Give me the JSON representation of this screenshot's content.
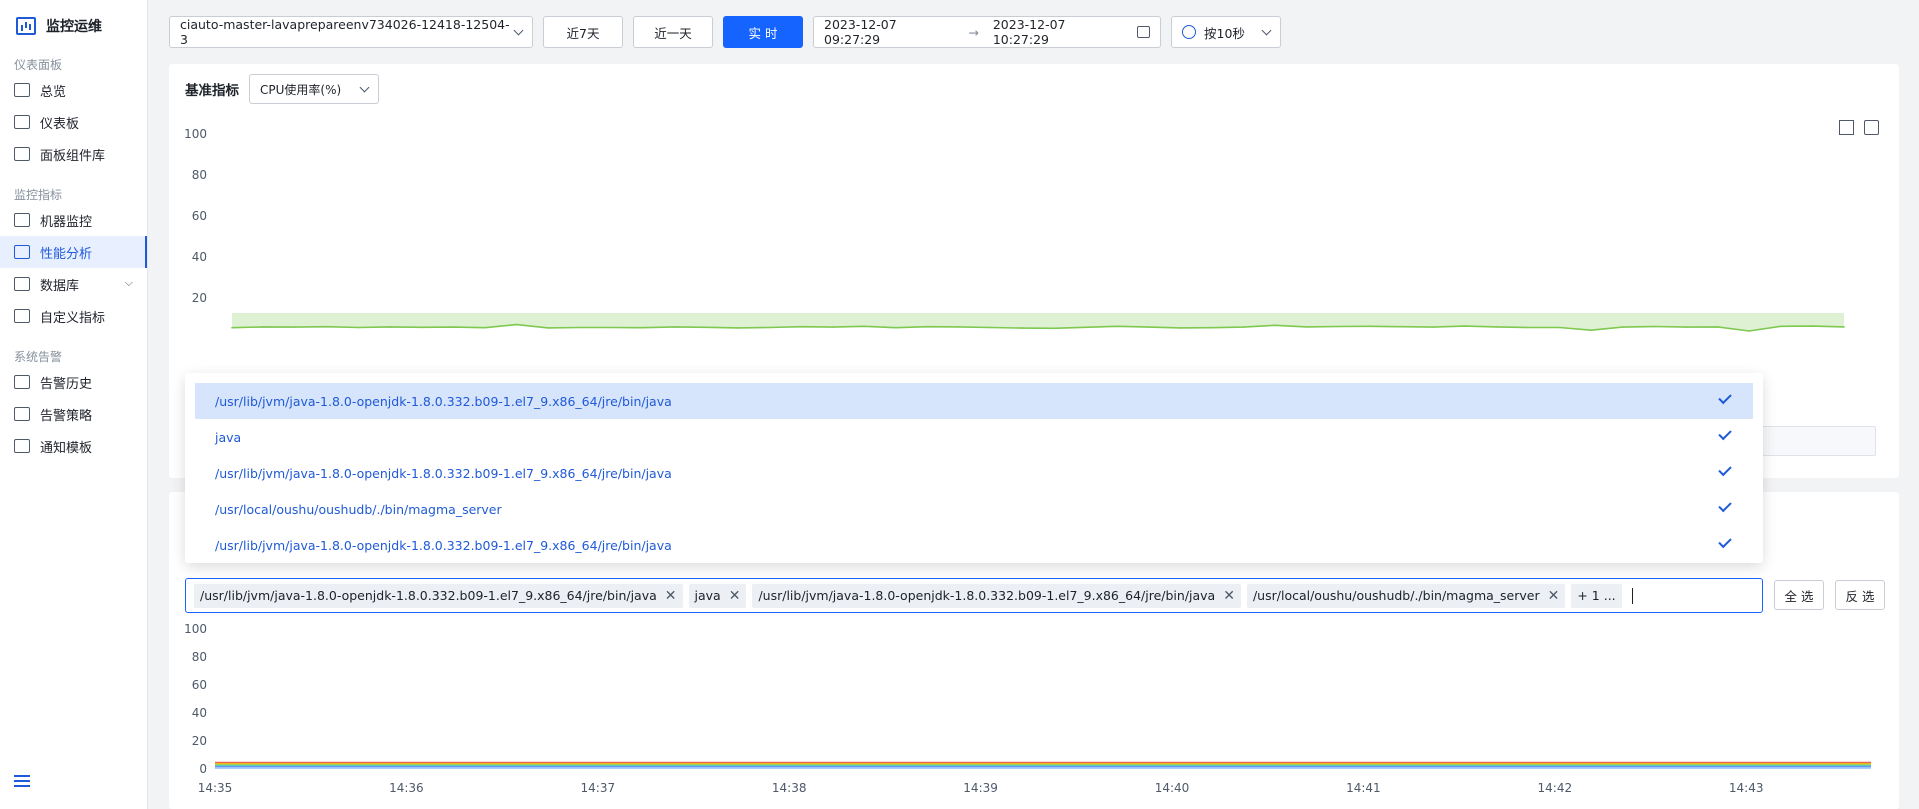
{
  "sidebar": {
    "app_title": "监控运维",
    "groups": [
      {
        "title": "仪表面板",
        "items": [
          {
            "label": "总览",
            "icon": "home-icon"
          },
          {
            "label": "仪表板",
            "icon": "dashboard-icon"
          },
          {
            "label": "面板组件库",
            "icon": "widget-library-icon"
          }
        ]
      },
      {
        "title": "监控指标",
        "items": [
          {
            "label": "机器监控",
            "icon": "machine-monitor-icon"
          },
          {
            "label": "性能分析",
            "icon": "performance-icon",
            "active": true
          },
          {
            "label": "数据库",
            "icon": "database-icon",
            "expandable": true
          },
          {
            "label": "自定义指标",
            "icon": "custom-metric-icon"
          }
        ]
      },
      {
        "title": "系统告警",
        "items": [
          {
            "label": "告警历史",
            "icon": "alert-history-icon"
          },
          {
            "label": "告警策略",
            "icon": "alert-policy-icon"
          },
          {
            "label": "通知模板",
            "icon": "notify-template-icon"
          }
        ]
      }
    ]
  },
  "toolbar": {
    "instance": "ciauto-master-lavaprepareenv734026-12418-12504-3",
    "btn_7days": "近7天",
    "btn_1day": "近一天",
    "btn_realtime": "实 时",
    "range_start": "2023-12-07 09:27:29",
    "range_arrow": "→",
    "range_end": "2023-12-07 10:27:29",
    "interval": "按10秒"
  },
  "panel1": {
    "metric_label": "基准指标",
    "metric_value": "CPU使用率(%)"
  },
  "dropdown": {
    "options": [
      "/usr/lib/jvm/java-1.8.0-openjdk-1.8.0.332.b09-1.el7_9.x86_64/jre/bin/java",
      "java",
      "/usr/lib/jvm/java-1.8.0-openjdk-1.8.0.332.b09-1.el7_9.x86_64/jre/bin/java",
      "/usr/local/oushu/oushudb/./bin/magma_server",
      "/usr/lib/jvm/java-1.8.0-openjdk-1.8.0.332.b09-1.el7_9.x86_64/jre/bin/java"
    ]
  },
  "tags": {
    "items": [
      "/usr/lib/jvm/java-1.8.0-openjdk-1.8.0.332.b09-1.el7_9.x86_64/jre/bin/java",
      "java",
      "/usr/lib/jvm/java-1.8.0-openjdk-1.8.0.332.b09-1.el7_9.x86_64/jre/bin/java",
      "/usr/local/oushu/oushudb/./bin/magma_server"
    ],
    "more": "+ 1 ...",
    "select_all": "全 选",
    "invert": "反 选"
  },
  "colors": {
    "accent": "#1664ff",
    "series_green": "#7ec850"
  },
  "chart_data": [
    {
      "type": "area",
      "yticks": [
        "100",
        "80",
        "60",
        "40",
        "20"
      ],
      "ylim": [
        0,
        100
      ],
      "series": [
        {
          "values": [
            5.5,
            5.9,
            5.8,
            6.0,
            5.6,
            5.9,
            5.7,
            5.8,
            5.5,
            7.0,
            5.4,
            5.6,
            5.6,
            5.5,
            5.9,
            5.7,
            5.4,
            5.6,
            6.0,
            5.8,
            6.2,
            5.5,
            6.0,
            5.9,
            5.6,
            5.3,
            5.2,
            5.7,
            6.2,
            5.8,
            5.4,
            5.5,
            5.8,
            6.7,
            5.9,
            6.1,
            6.2,
            6.0,
            5.8,
            6.3,
            5.9,
            5.6,
            5.6,
            4.3,
            5.8,
            6.1,
            5.8,
            5.9,
            3.9,
            6.2,
            6.3,
            5.9
          ]
        }
      ]
    },
    {
      "type": "line",
      "yticks": [
        "100",
        "80",
        "60",
        "40",
        "20",
        "0"
      ],
      "ylim": [
        0,
        100
      ],
      "x_labels": [
        "14:35",
        "14:36",
        "14:37",
        "14:38",
        "14:39",
        "14:40",
        "14:41",
        "14:42",
        "14:43"
      ],
      "series": [
        {
          "values": [
            4.5,
            4.5,
            4.5,
            4.5,
            4.5,
            4.5,
            4.5,
            4.5,
            4.5
          ],
          "color": "#e8684a"
        },
        {
          "values": [
            3.5,
            3.5,
            3.5,
            3.5,
            3.5,
            3.5,
            3.5,
            3.5,
            3.5
          ],
          "color": "#f6bd16"
        },
        {
          "values": [
            2.5,
            2.5,
            2.5,
            2.5,
            2.5,
            2.5,
            2.5,
            2.5,
            2.5
          ],
          "color": "#5ad8a6"
        },
        {
          "values": [
            1.5,
            1.5,
            1.5,
            1.5,
            1.5,
            1.5,
            1.5,
            1.5,
            1.5
          ],
          "color": "#5b8ff9"
        },
        {
          "values": [
            0.8,
            0.8,
            0.8,
            0.8,
            0.8,
            0.8,
            0.8,
            0.8,
            0.8
          ],
          "color": "#9ec4ff"
        }
      ]
    }
  ]
}
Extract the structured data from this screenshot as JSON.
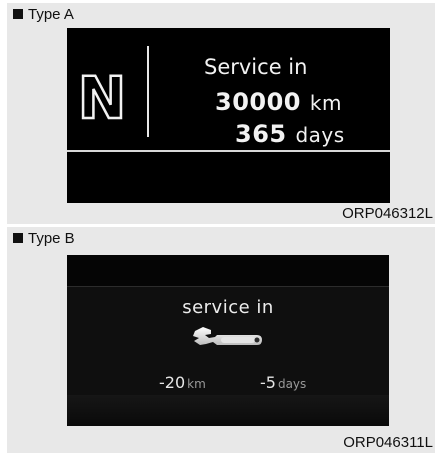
{
  "type_a": {
    "label": "Type A",
    "gear": "N",
    "service_title": "Service in",
    "distance_value": "30000",
    "distance_unit": "km",
    "days_value": "365",
    "days_unit": "days",
    "code": "ORP046312L"
  },
  "type_b": {
    "label": "Type B",
    "service_title": "service in",
    "icon": "wrench-icon",
    "distance_value": "-20",
    "distance_unit": "km",
    "days_value": "-5",
    "days_unit": "days",
    "code": "ORP046311L"
  }
}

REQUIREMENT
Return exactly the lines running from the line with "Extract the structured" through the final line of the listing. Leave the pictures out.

RESULT OF THE EXERCISE
Extract the structured data from this screenshot as JSON.
{
  "type_a": {
    "label": "Type A",
    "gear": "N",
    "service_title": "Service in",
    "distance_value": "30000",
    "distance_unit": "km",
    "days_value": "365",
    "days_unit": "days",
    "code": "ORP046312L"
  },
  "type_b": {
    "label": "Type B",
    "service_title": "service in",
    "icon": "wrench-icon",
    "distance_value": "-20",
    "distance_unit": "km",
    "days_value": "-5",
    "days_unit": "days",
    "code": "ORP046311L"
  }
}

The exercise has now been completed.